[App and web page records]
• • • • •
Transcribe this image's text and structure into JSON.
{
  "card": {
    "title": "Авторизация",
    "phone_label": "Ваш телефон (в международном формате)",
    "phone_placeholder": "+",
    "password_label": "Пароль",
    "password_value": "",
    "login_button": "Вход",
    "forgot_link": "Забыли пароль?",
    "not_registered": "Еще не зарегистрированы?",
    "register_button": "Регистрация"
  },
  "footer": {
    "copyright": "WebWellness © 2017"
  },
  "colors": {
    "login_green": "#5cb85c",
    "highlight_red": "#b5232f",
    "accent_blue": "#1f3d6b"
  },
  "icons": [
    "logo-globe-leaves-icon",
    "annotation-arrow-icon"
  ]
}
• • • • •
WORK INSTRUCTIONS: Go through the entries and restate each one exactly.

RESPONSE:
Transcribe this image's text and structure into JSON.
{
  "card": {
    "title": "Авторизация",
    "phone_label": "Ваш телефон (в международном формате)",
    "phone_placeholder": "+",
    "password_label": "Пароль",
    "password_value": "",
    "login_button": "Вход",
    "forgot_link": "Забыли пароль?",
    "not_registered": "Еще не зарегистрированы?",
    "register_button": "Регистрация"
  },
  "footer": {
    "copyright": "WebWellness © 2017"
  },
  "colors": {
    "login_green": "#5cb85c",
    "highlight_red": "#b5232f",
    "accent_blue": "#1f3d6b"
  },
  "icons": [
    "logo-globe-leaves-icon",
    "annotation-arrow-icon"
  ]
}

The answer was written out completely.